mick said...

Certainly a good morning for birding - and great photos as usual. Nice to have you back blogging!

Duncan said...

Great morning's work Alan!

Denis Wilson said...

Hi Alan
Well, reading your story, it seemed I was there with you.
Great birds, especially the Blue-wings, but the Swamp Harrier was great too.

Anonymous said...

So glad you have posted again.
I've missed your birds.
Sounds like you had a wonderful morning.

freefalling said...

oh - I meant to say - I like how you are putting their names on their photos.

Kris McCracken said...

That Welcome Swallow is an early contender for "cutest bird of the year".

BirdingTas said...

Belated thanks to you all. It's a battle sometimes to be bothered to blog things, but this morning was one out of the box.
I'm not heavily into "cute" Kris, but I did take a large number of shots of Welcome Swallows--mainly because they are very 'twitchy' when you're only standing a few feet from them, and many shots don't make it. I'm sure I have "cuter" ones!

Colleen said...

I go to the reserve often, and now you've helped me identify a few more birds by confirming the ones I thought I saw. I saw many birds this week on the Howden side of the reserve, unfortunately I had to deal with kids on motorbike near the ponds so I have been sticking to the edges of the park. Thanks! I am happy to have found your blog.

Anonymous said...

Well done Alan, managing to photograph the forty spot and blue winged parrot. Both species have usually long gone before I've sorted my camera out. Do you have any hints in identifying the sound of the forty spot from the spotted or striated pardalote.
I did see three juvenile forty spots having a right old squabble at Tinderbox near the old battery last week.

BirdingTas said...

Hi Penny,
Sometimes one is just lucky!
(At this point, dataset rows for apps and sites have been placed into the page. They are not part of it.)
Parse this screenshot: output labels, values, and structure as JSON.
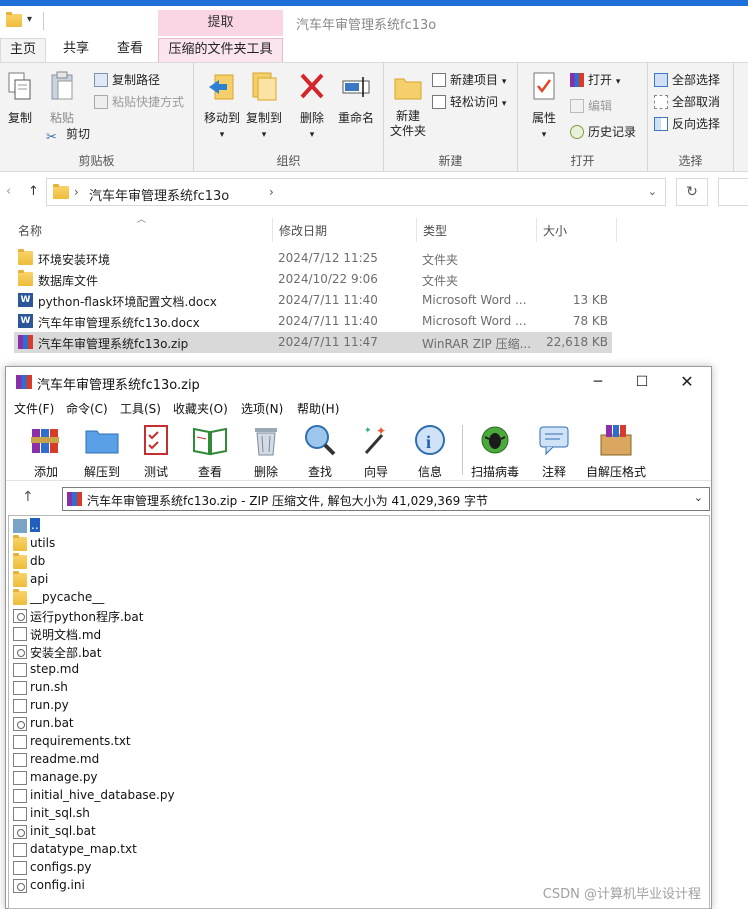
{
  "explorer": {
    "window_title": "汽车年审管理系统fc13o",
    "context_tab_top": "提取",
    "tabs": [
      "主页",
      "共享",
      "查看",
      "压缩的文件夹工具"
    ],
    "ribbon": {
      "clipboard": {
        "label": "剪贴板",
        "copy": "复制",
        "paste": "粘贴",
        "copy_path": "复制路径",
        "paste_shortcut": "粘贴快捷方式",
        "cut": "剪切"
      },
      "organize": {
        "label": "组织",
        "move_to": "移动到",
        "copy_to": "复制到",
        "delete": "删除",
        "rename": "重命名"
      },
      "new": {
        "label": "新建",
        "new_folder": "新建\n文件夹",
        "new_item": "新建项目",
        "easy_access": "轻松访问"
      },
      "open": {
        "label": "打开",
        "properties": "属性",
        "open": "打开",
        "edit": "编辑",
        "history": "历史记录"
      },
      "select": {
        "label": "选择",
        "select_all": "全部选择",
        "select_none": "全部取消",
        "invert": "反向选择"
      }
    },
    "address": {
      "crumb": "汽车年审管理系统fc13o"
    },
    "columns": {
      "name": "名称",
      "date": "修改日期",
      "type": "类型",
      "size": "大小"
    },
    "files": [
      {
        "name": "环境安装环境",
        "date": "2024/7/12 11:25",
        "type": "文件夹",
        "size": "",
        "icon": "folder-icon"
      },
      {
        "name": "数据库文件",
        "date": "2024/10/22 9:06",
        "type": "文件夹",
        "size": "",
        "icon": "folder-icon"
      },
      {
        "name": "python-flask环境配置文档.docx",
        "date": "2024/7/11 11:40",
        "type": "Microsoft Word ...",
        "size": "13 KB",
        "icon": "word-icon"
      },
      {
        "name": "汽车年审管理系统fc13o.docx",
        "date": "2024/7/11 11:40",
        "type": "Microsoft Word ...",
        "size": "78 KB",
        "icon": "word-icon"
      },
      {
        "name": "汽车年审管理系统fc13o.zip",
        "date": "2024/7/11 11:47",
        "type": "WinRAR ZIP 压缩...",
        "size": "22,618 KB",
        "icon": "rar-icon",
        "selected": true
      }
    ]
  },
  "winrar": {
    "title": "汽车年审管理系统fc13o.zip",
    "menu": [
      "文件(F)",
      "命令(C)",
      "工具(S)",
      "收藏夹(O)",
      "选项(N)",
      "帮助(H)"
    ],
    "toolbar": [
      "添加",
      "解压到",
      "测试",
      "查看",
      "删除",
      "查找",
      "向导",
      "信息",
      "扫描病毒",
      "注释",
      "自解压格式"
    ],
    "path": "汽车年审管理系统fc13o.zip - ZIP 压缩文件, 解包大小为 41,029,369 字节",
    "items": [
      {
        "name": "..",
        "icon": "up-folder-icon",
        "selected": true
      },
      {
        "name": "utils",
        "icon": "folder-icon"
      },
      {
        "name": "db",
        "icon": "folder-icon"
      },
      {
        "name": "api",
        "icon": "folder-icon"
      },
      {
        "name": "__pycache__",
        "icon": "folder-icon"
      },
      {
        "name": "运行python程序.bat",
        "icon": "bat-icon"
      },
      {
        "name": "说明文档.md",
        "icon": "file-icon"
      },
      {
        "name": "安装全部.bat",
        "icon": "bat-icon"
      },
      {
        "name": "step.md",
        "icon": "file-icon"
      },
      {
        "name": "run.sh",
        "icon": "file-icon"
      },
      {
        "name": "run.py",
        "icon": "file-icon"
      },
      {
        "name": "run.bat",
        "icon": "bat-icon"
      },
      {
        "name": "requirements.txt",
        "icon": "file-icon"
      },
      {
        "name": "readme.md",
        "icon": "file-icon"
      },
      {
        "name": "manage.py",
        "icon": "file-icon"
      },
      {
        "name": "initial_hive_database.py",
        "icon": "file-icon"
      },
      {
        "name": "init_sql.sh",
        "icon": "file-icon"
      },
      {
        "name": "init_sql.bat",
        "icon": "bat-icon"
      },
      {
        "name": "datatype_map.txt",
        "icon": "file-icon"
      },
      {
        "name": "configs.py",
        "icon": "file-icon"
      },
      {
        "name": "config.ini",
        "icon": "bat-icon"
      }
    ],
    "watermark": "CSDN @计算机毕业设计程"
  },
  "colors": {
    "accent": "#1e6fd8",
    "context_tab": "#f9d5e5",
    "selection": "#d9d9d9",
    "winrar_selection": "#1e5fbf"
  }
}
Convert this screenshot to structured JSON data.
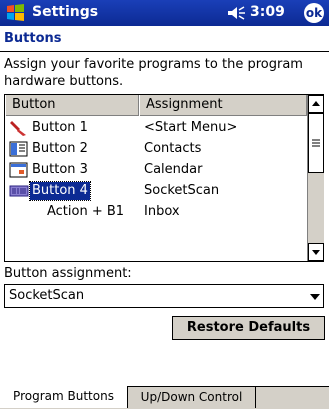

I ended up taking shots of more than 20 species,(some pretty ordinary images), and such a glorious day weatherwise. As far as the 40 spot call goes it's not easy describing it, but it's, IMO, quite unlike other pardalote calls. I tried putting the right words together and decided on "harsh, discordant, monotonous, frequently repeated, double note" and fairly quiet, Worth finding some calling because it's an easy one to remember once you've heard it.
The squabbling may be the youngsters pairing up, where birds constantly chase one another--a case of avian sexual harassment perhaps!